**What is being asked:** Restate the following records word for word without images.

**The records:**
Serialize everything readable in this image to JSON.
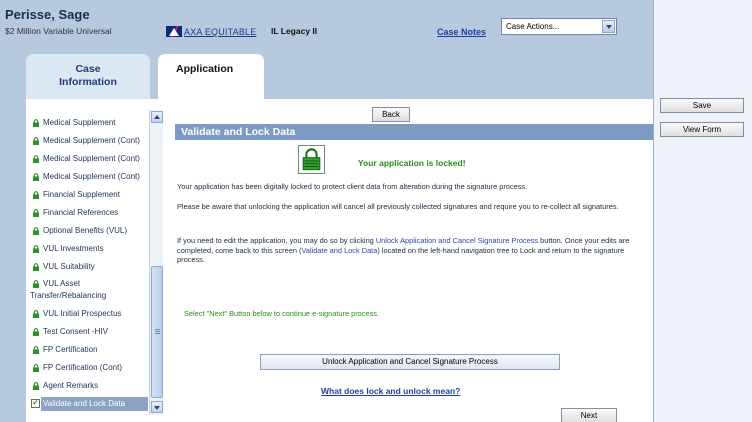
{
  "header": {
    "case_name": "Perisse, Sage",
    "case_subtitle": "$2 Million Variable Universal",
    "logo_text": "AXA EQUITABLE",
    "product": "IL Legacy II",
    "case_notes": "Case Notes",
    "case_actions_value": "Case Actions..."
  },
  "tabs": {
    "case_info_line1": "Case",
    "case_info_line2": "Information",
    "application": "Application"
  },
  "nav": {
    "items": [
      "Medical Supplement",
      "Medical Supplement (Cont)",
      "Medical Supplement (Cont)",
      "Medical Supplement (Cont)",
      "Financial Supplement",
      "Financial References",
      "Optional Benefits (VUL)",
      "VUL Investments",
      "VUL Suitability",
      "VUL Asset",
      "VUL Initial Prospectus",
      "Test Consent -HIV",
      "FP Certification",
      "FP Certification (Cont)",
      "Agent Remarks",
      "Validate and Lock Data"
    ],
    "asset_line2": "Transfer/Rebalancing"
  },
  "panel": {
    "back": "Back",
    "section_title": "Validate and Lock Data",
    "locked_message": "Your application is locked!",
    "para1": "Your application has been digitally locked to protect client data from alteration during the signature process.",
    "para2": "Please be aware that unlocking the application will cancel all previously collected signatures and require you to re-collect all signatures.",
    "para3_a": "If you need to edit the application, you may do so by clicking ",
    "para3_link1": "Unlock Application and Cancel Signature Process",
    "para3_b": " button. Once your edits are completed, come back to this screen (",
    "para3_link2": "Validate and Lock Data",
    "para3_c": ") located on the left-hand navigation tree to Lock and return to the signature process.",
    "select_next": "Select \"Next\" Button below to continue e-signature process.",
    "unlock_button": "Unlock Application and Cancel Signature Process",
    "what_does": "What does lock and unlock mean?",
    "next": "Next"
  },
  "side": {
    "save": "Save",
    "view_form": "View Form"
  },
  "colors": {
    "frame_blue": "#4a7fb8",
    "section_bar": "#7d9ac3",
    "locked_green": "#2b8a1d",
    "link_blue": "#1f3f9c"
  },
  "icons": {
    "nav_item": "lock-icon",
    "selected_item": "checkbox-icon",
    "locked_status": "padlock-icon"
  }
}
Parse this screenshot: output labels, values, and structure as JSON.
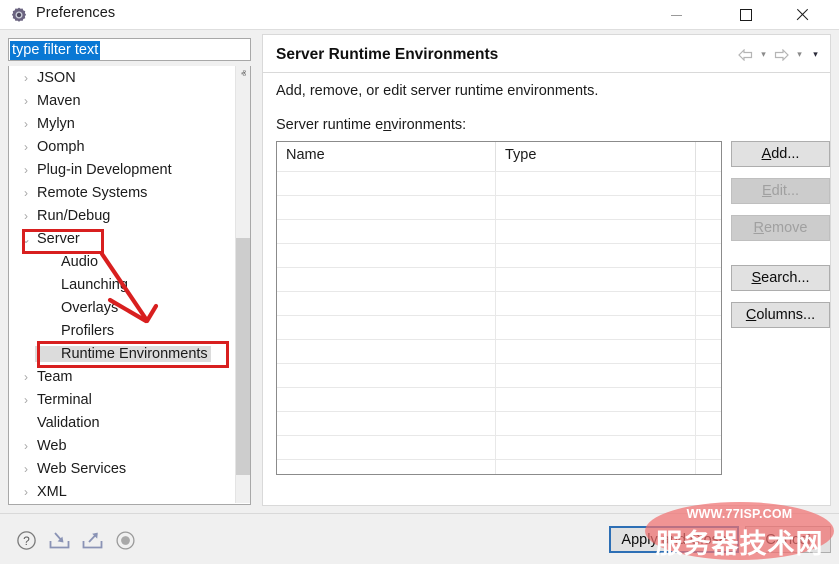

**Task result:**
Serialize everything readable in this image to JSON.
{
  "header": {
    "case_name": "Perisse, Sage",
    "case_subtitle": "$2 Million Variable Universal",
    "logo_text": "AXA EQUITABLE",
    "product": "IL Legacy II",
    "case_notes": "Case Notes",
    "case_actions_value": "Case Actions..."
  },
  "tabs": {
    "case_info_line1": "Case",
    "case_info_line2": "Information",
    "application": "Application"
  },
  "nav": {
    "items": [
      "Medical Supplement",
      "Medical Supplement (Cont)",
      "Medical Supplement (Cont)",
      "Medical Supplement (Cont)",
      "Financial Supplement",
      "Financial References",
      "Optional Benefits (VUL)",
      "VUL Investments",
      "VUL Suitability",
      "VUL Asset",
      "VUL Initial Prospectus",
      "Test Consent -HIV",
      "FP Certification",
      "FP Certification (Cont)",
      "Agent Remarks",
      "Validate and Lock Data"
    ],
    "asset_line2": "Transfer/Rebalancing"
  },
  "panel": {
    "back": "Back",
    "section_title": "Validate and Lock Data",
    "locked_message": "Your application is locked!",
    "para1": "Your application has been digitally locked to protect client data from alteration during the signature process.",
    "para2": "Please be aware that unlocking the application will cancel all previously collected signatures and require you to re-collect all signatures.",
    "para3_a": "If you need to edit the application, you may do so by clicking ",
    "para3_link1": "Unlock Application and Cancel Signature Process",
    "para3_b": " button. Once your edits are completed, come back to this screen (",
    "para3_link2": "Validate and Lock Data",
    "para3_c": ") located on the left-hand navigation tree to Lock and return to the signature process.",
    "select_next": "Select \"Next\" Button below to continue e-signature process.",
    "unlock_button": "Unlock Application and Cancel Signature Process",
    "what_does": "What does lock and unlock mean?",
    "next": "Next"
  },
  "side": {
    "save": "Save",
    "view_form": "View Form"
  },
  "colors": {
    "frame_blue": "#4a7fb8",
    "section_bar": "#7d9ac3",
    "locked_green": "#2b8a1d",
    "link_blue": "#1f3f9c"
  },
  "icons": {
    "nav_item": "lock-icon",
    "selected_item": "checkbox-icon",
    "locked_status": "padlock-icon"
  }
}
Parse this screenshot: output labels, values, and structure as JSON.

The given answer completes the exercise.